What the exercise asks ->
Copy out, from the data, each line containing the string "heat".

(Items from an interface collection)
= Beginning of Section =

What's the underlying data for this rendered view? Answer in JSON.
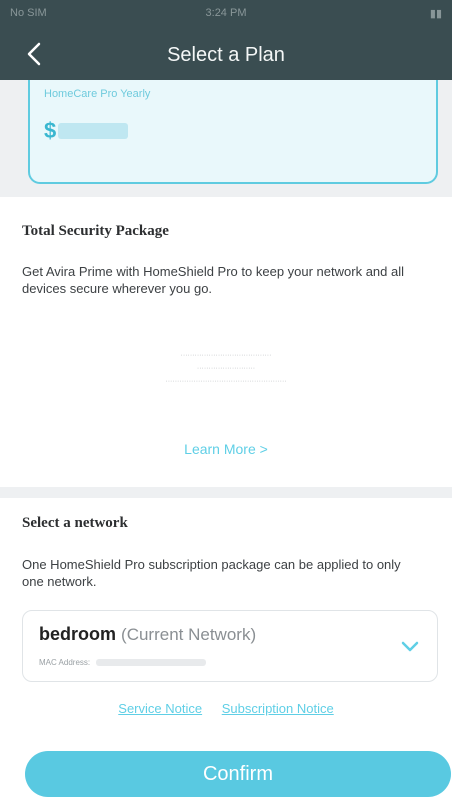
{
  "status_bar": {
    "carrier": "No SIM",
    "time": "3:24 PM",
    "battery": ""
  },
  "header": {
    "title": "Select a Plan",
    "back_icon": "chevron-left-icon"
  },
  "plan": {
    "name": "HomeCare Pro Yearly",
    "currency": "$"
  },
  "security": {
    "title": "Total Security Package",
    "description": "Get Avira Prime with HomeShield Pro to keep your network and all devices secure wherever you go.",
    "learn_more": "Learn More >"
  },
  "network": {
    "title": "Select a network",
    "description": "One HomeShield Pro subscription package can be applied to only one network.",
    "selected_name": "bedroom",
    "selected_tag": "(Current Network)",
    "mac_label": "MAC Address:"
  },
  "links": {
    "service_notice": "Service Notice",
    "subscription_notice": "Subscription Notice"
  },
  "confirm_label": "Confirm",
  "colors": {
    "header_bg": "#3a4d51",
    "accent": "#5fcfe6",
    "button": "#59c9e1"
  }
}
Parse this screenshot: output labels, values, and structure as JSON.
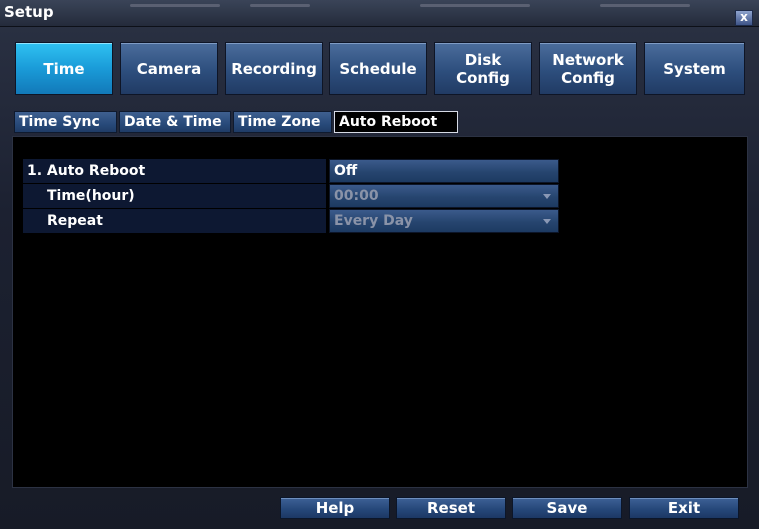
{
  "window": {
    "title": "Setup",
    "close_symbol": "x"
  },
  "main_tabs": [
    {
      "label": "Time",
      "active": true
    },
    {
      "label": "Camera"
    },
    {
      "label": "Recording"
    },
    {
      "label": "Schedule"
    },
    {
      "label": "Disk\nConfig"
    },
    {
      "label": "Network\nConfig"
    },
    {
      "label": "System"
    }
  ],
  "sub_tabs": [
    {
      "label": "Time Sync"
    },
    {
      "label": "Date & Time"
    },
    {
      "label": "Time Zone"
    },
    {
      "label": "Auto Reboot",
      "active": true
    }
  ],
  "settings": [
    {
      "label": "1. Auto Reboot",
      "value": "Off"
    },
    {
      "label": "Time(hour)",
      "value": "00:00",
      "disabled": true
    },
    {
      "label": "Repeat",
      "value": "Every Day",
      "disabled": true
    }
  ],
  "footer": {
    "help": "Help",
    "reset": "Reset",
    "save": "Save",
    "exit": "Exit"
  },
  "colors": {
    "active_tab": "#1a9bd8",
    "tab": "#2d4e7d",
    "background": "#000000"
  }
}
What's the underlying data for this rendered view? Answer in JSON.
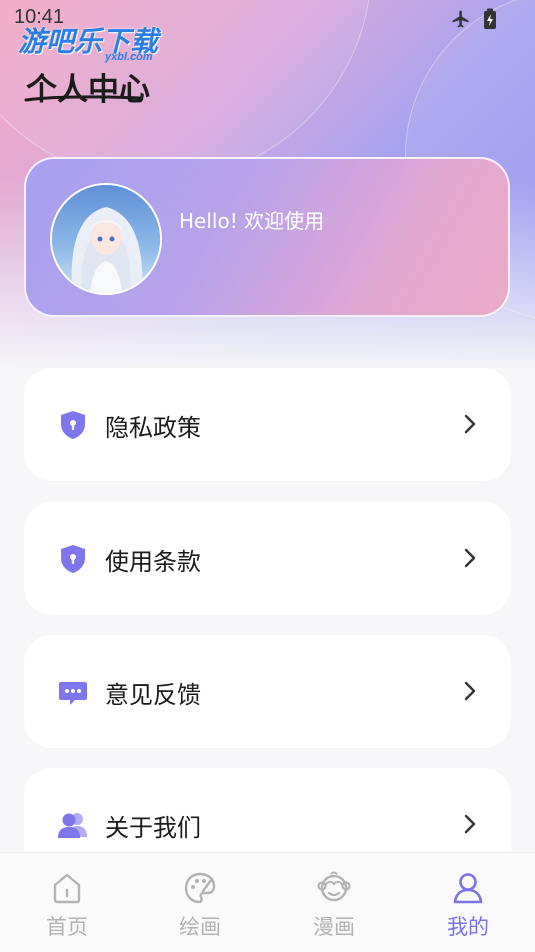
{
  "status_bar": {
    "time": "10:41",
    "icons": [
      "airplane-icon",
      "battery-charging-icon"
    ]
  },
  "watermark": {
    "text": "游吧乐下载",
    "sub": "yxbl.com"
  },
  "page": {
    "title": "个人中心"
  },
  "profile": {
    "greeting": "Hello! 欢迎使用",
    "avatar": "anime-girl-avatar"
  },
  "menu": {
    "items": [
      {
        "label": "隐私政策",
        "icon": "shield-icon"
      },
      {
        "label": "使用条款",
        "icon": "shield-icon"
      },
      {
        "label": "意见反馈",
        "icon": "chat-bubble-icon"
      },
      {
        "label": "关于我们",
        "icon": "users-icon"
      }
    ]
  },
  "tabbar": {
    "items": [
      {
        "label": "首页",
        "icon": "home-icon",
        "active": false
      },
      {
        "label": "绘画",
        "icon": "palette-icon",
        "active": false
      },
      {
        "label": "漫画",
        "icon": "monkey-icon",
        "active": false
      },
      {
        "label": "我的",
        "icon": "user-icon",
        "active": true
      }
    ]
  },
  "colors": {
    "accent": "#7c72ea",
    "icon": "#7f76ee",
    "inactive": "#b3b3b3"
  }
}
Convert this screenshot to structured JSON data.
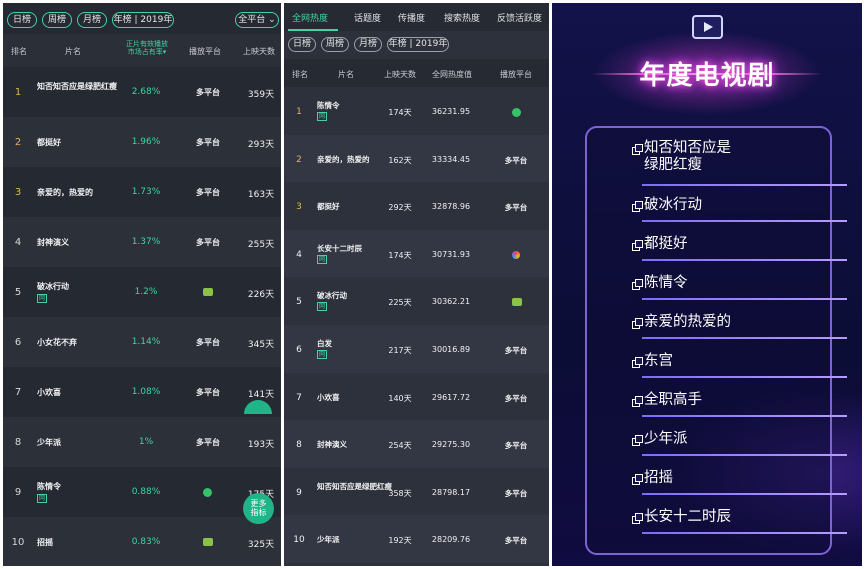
{
  "panel1": {
    "filters": [
      "日榜",
      "周榜",
      "月榜",
      "年榜 | 2019年"
    ],
    "platform_dropdown": "全平台",
    "columns": {
      "rank": "排名",
      "title": "片名",
      "share_line1": "正片有效播放",
      "share_line2": "市场占有率",
      "platform": "播放平台",
      "days": "上映天数"
    },
    "rows": [
      {
        "rank": "1",
        "title": "知否知否应是绿肥红瘦",
        "tag": "",
        "share": "2.68%",
        "platform": "多平台",
        "platform_icon": "",
        "days": "359天"
      },
      {
        "rank": "2",
        "title": "都挺好",
        "tag": "",
        "share": "1.96%",
        "platform": "多平台",
        "platform_icon": "",
        "days": "293天"
      },
      {
        "rank": "3",
        "title": "亲爱的，热爱的",
        "tag": "",
        "share": "1.73%",
        "platform": "多平台",
        "platform_icon": "",
        "days": "163天"
      },
      {
        "rank": "4",
        "title": "封神演义",
        "tag": "",
        "share": "1.37%",
        "platform": "多平台",
        "platform_icon": "",
        "days": "255天"
      },
      {
        "rank": "5",
        "title": "破冰行动",
        "tag": "网",
        "share": "1.2%",
        "platform": "",
        "platform_icon": "green-tv",
        "days": "226天"
      },
      {
        "rank": "6",
        "title": "小女花不弃",
        "tag": "",
        "share": "1.14%",
        "platform": "多平台",
        "platform_icon": "",
        "days": "345天"
      },
      {
        "rank": "7",
        "title": "小欢喜",
        "tag": "",
        "share": "1.08%",
        "platform": "多平台",
        "platform_icon": "",
        "days": "141天"
      },
      {
        "rank": "8",
        "title": "少年派",
        "tag": "",
        "share": "1%",
        "platform": "多平台",
        "platform_icon": "",
        "days": "193天"
      },
      {
        "rank": "9",
        "title": "陈情令",
        "tag": "网",
        "share": "0.88%",
        "platform": "",
        "platform_icon": "round-green",
        "days": "175天"
      },
      {
        "rank": "10",
        "title": "招摇",
        "tag": "",
        "share": "0.83%",
        "platform": "",
        "platform_icon": "green-tv",
        "days": "325天"
      }
    ],
    "more_button": "更多\n指标"
  },
  "panel2": {
    "tabs": [
      "全网热度",
      "话题度",
      "传播度",
      "搜索热度",
      "反馈活跃度"
    ],
    "filters": [
      "日榜",
      "周榜",
      "月榜",
      "年榜 | 2019年"
    ],
    "columns": {
      "rank": "排名",
      "title": "片名",
      "days": "上映天数",
      "heat": "全网热度值",
      "platform": "播放平台"
    },
    "rows": [
      {
        "rank": "1",
        "title": "陈情令",
        "tag": "网",
        "days": "174天",
        "heat": "36231.95",
        "platform": "",
        "platform_icon": "round-green"
      },
      {
        "rank": "2",
        "title": "亲爱的，热爱的",
        "tag": "",
        "days": "162天",
        "heat": "33334.45",
        "platform": "多平台",
        "platform_icon": ""
      },
      {
        "rank": "3",
        "title": "都挺好",
        "tag": "",
        "days": "292天",
        "heat": "32878.96",
        "platform": "多平台",
        "platform_icon": ""
      },
      {
        "rank": "4",
        "title": "长安十二时辰",
        "tag": "网",
        "days": "174天",
        "heat": "30731.93",
        "platform": "",
        "platform_icon": "rainbow"
      },
      {
        "rank": "5",
        "title": "破冰行动",
        "tag": "网",
        "days": "225天",
        "heat": "30362.21",
        "platform": "",
        "platform_icon": "green-tv"
      },
      {
        "rank": "6",
        "title": "白发",
        "tag": "网",
        "days": "217天",
        "heat": "30016.89",
        "platform": "多平台",
        "platform_icon": ""
      },
      {
        "rank": "7",
        "title": "小欢喜",
        "tag": "",
        "days": "140天",
        "heat": "29617.72",
        "platform": "多平台",
        "platform_icon": ""
      },
      {
        "rank": "8",
        "title": "封神演义",
        "tag": "",
        "days": "254天",
        "heat": "29275.30",
        "platform": "多平台",
        "platform_icon": ""
      },
      {
        "rank": "9",
        "title": "知否知否应是绿肥红瘦",
        "tag": "",
        "days": "358天",
        "heat": "28798.17",
        "platform": "多平台",
        "platform_icon": ""
      },
      {
        "rank": "10",
        "title": "少年派",
        "tag": "",
        "days": "192天",
        "heat": "28209.76",
        "platform": "多平台",
        "platform_icon": ""
      }
    ]
  },
  "panel3": {
    "title": "年度电视剧",
    "items": [
      "知否知否应是\n绿肥红瘦",
      "破冰行动",
      "都挺好",
      "陈情令",
      "亲爱的热爱的",
      "东宫",
      "全职高手",
      "少年派",
      "招摇",
      "长安十二时辰"
    ]
  },
  "colors": {
    "accent": "#41d3a4",
    "panel_bg": "#252932",
    "title_glow": "#ff5ccf",
    "list_border": "#7d62d8"
  }
}
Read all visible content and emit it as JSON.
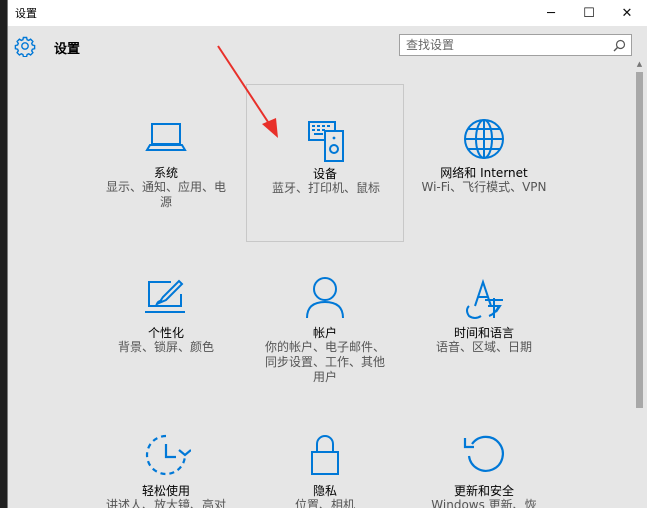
{
  "window": {
    "title": "设置"
  },
  "window_controls": {
    "minimize": "─",
    "maximize": "☐",
    "close": "✕"
  },
  "header": {
    "title": "设置",
    "icon": "gear-icon"
  },
  "search": {
    "placeholder": "查找设置",
    "value": "",
    "icon": "search-icon"
  },
  "accent_color": "#0078d7",
  "tiles": [
    {
      "label": "系统",
      "desc": "显示、通知、应用、电源",
      "icon": "laptop-icon"
    },
    {
      "label": "设备",
      "desc": "蓝牙、打印机、鼠标",
      "icon": "devices-icon",
      "selected": true
    },
    {
      "label": "网络和 Internet",
      "desc": "Wi-Fi、飞行模式、VPN",
      "icon": "globe-icon"
    },
    {
      "label": "个性化",
      "desc": "背景、锁屏、颜色",
      "icon": "personalization-icon"
    },
    {
      "label": "帐户",
      "desc": "你的帐户、电子邮件、同步设置、工作、其他用户",
      "icon": "person-icon"
    },
    {
      "label": "时间和语言",
      "desc": "语音、区域、日期",
      "icon": "time-language-icon"
    },
    {
      "label": "轻松使用",
      "desc": "讲述人、放大镜、高对",
      "icon": "ease-of-access-icon"
    },
    {
      "label": "隐私",
      "desc": "位置、相机",
      "icon": "lock-icon"
    },
    {
      "label": "更新和安全",
      "desc": "Windows 更新、恢",
      "icon": "update-icon"
    }
  ]
}
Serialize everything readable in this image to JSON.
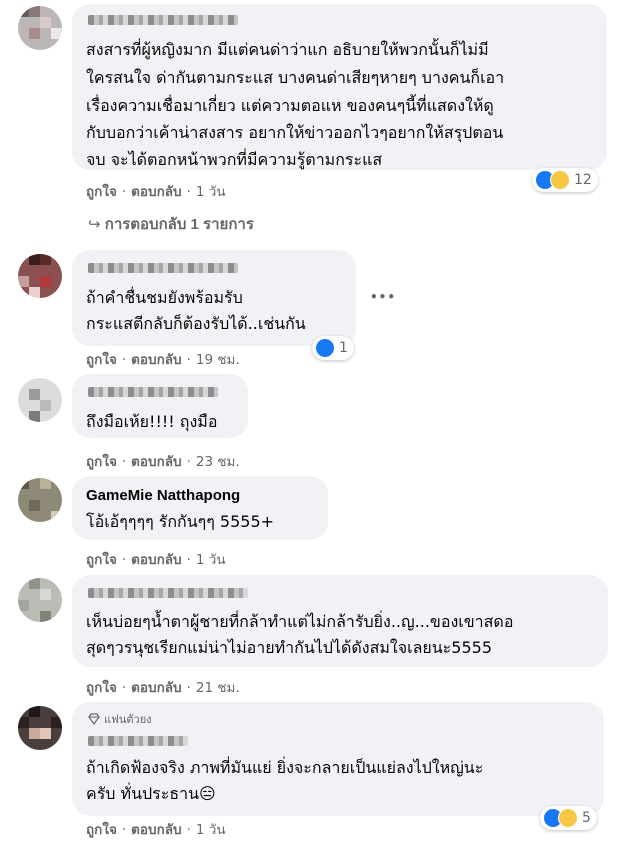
{
  "common": {
    "like_label": "ถูกใจ",
    "reply_label": "ตอบกลับ",
    "separator": "·"
  },
  "comments": [
    {
      "name": "",
      "lines": [
        "สงสารที่ผู้หญิงมาก มีแต่คนด่าว่าแก อธิบายให้พวกนั้นก็ไม่มี",
        "ใครสนใจ ด่ากันตามกระแส บางคนด่าเสียๆหายๆ บางคนก็เอา",
        "เรื่องความเชื่อมาเกี่ยว แต่ความตอแห ของคนๆนี้ที่แสดงให้ดู",
        "กับบอกว่าเค้าน่าสงสาร อยากให้ข่าวออกไวๆอยากให้สรุปตอน",
        "จบ จะได้ตอกหน้าพวกที่มีความรู้ตามกระแส"
      ],
      "time": "1 วัน",
      "reaction_count": "12",
      "replies_label": "การตอบกลับ 1 รายการ"
    },
    {
      "name": "",
      "lines": [
        "ถ้าคำชื่นชมยังพร้อมรับ",
        "กระแสตีกลับก็ต้องรับได้..เช่นกัน"
      ],
      "time": "19 ชม.",
      "reaction_count": "1",
      "more_label": "•••"
    },
    {
      "name": "",
      "lines": [
        "ถึงมือเห้ย!!!! ถุงมือ"
      ],
      "time": "23 ชม."
    },
    {
      "name": "GameMie Natthapong",
      "lines": [
        "โอ้เอ้ๆๆๆๆ รักกันๆๆ 5555+"
      ],
      "time": "1 วัน"
    },
    {
      "name": "",
      "lines": [
        "เห็นบ่อยๆน้ำตาผู้ชายที่กล้าทำแต่ไม่กล้ารับยิ่ง..ญ...ของเขาสดอ",
        "สุดๆวรนุชเรียกแม่น่าไม่อายทำกันไปได้ดังสมใจเลยนะ5555"
      ],
      "time": "21 ชม."
    },
    {
      "name": "",
      "badge": "แฟนตัวยง",
      "lines": [
        "ถ้าเกิดฟ้องจริง ภาพที่มันแย่ ยิ่งจะกลายเป็นแย่ลงไปใหญ่นะ",
        "ครับ ทั่นประธาน😑"
      ],
      "time": "1 วัน",
      "reaction_count": "5"
    }
  ]
}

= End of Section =

Solution for this exercise ->
      "heat": "全网热度值",
        "heat": "36231.95",
        "heat": "33334.45",
        "heat": "32878.96",
        "heat": "30731.93",
        "heat": "30362.21",
        "heat": "30016.89",
        "heat": "29617.72",
        "heat": "29275.30",
        "heat": "28798.17",
        "heat": "28209.76",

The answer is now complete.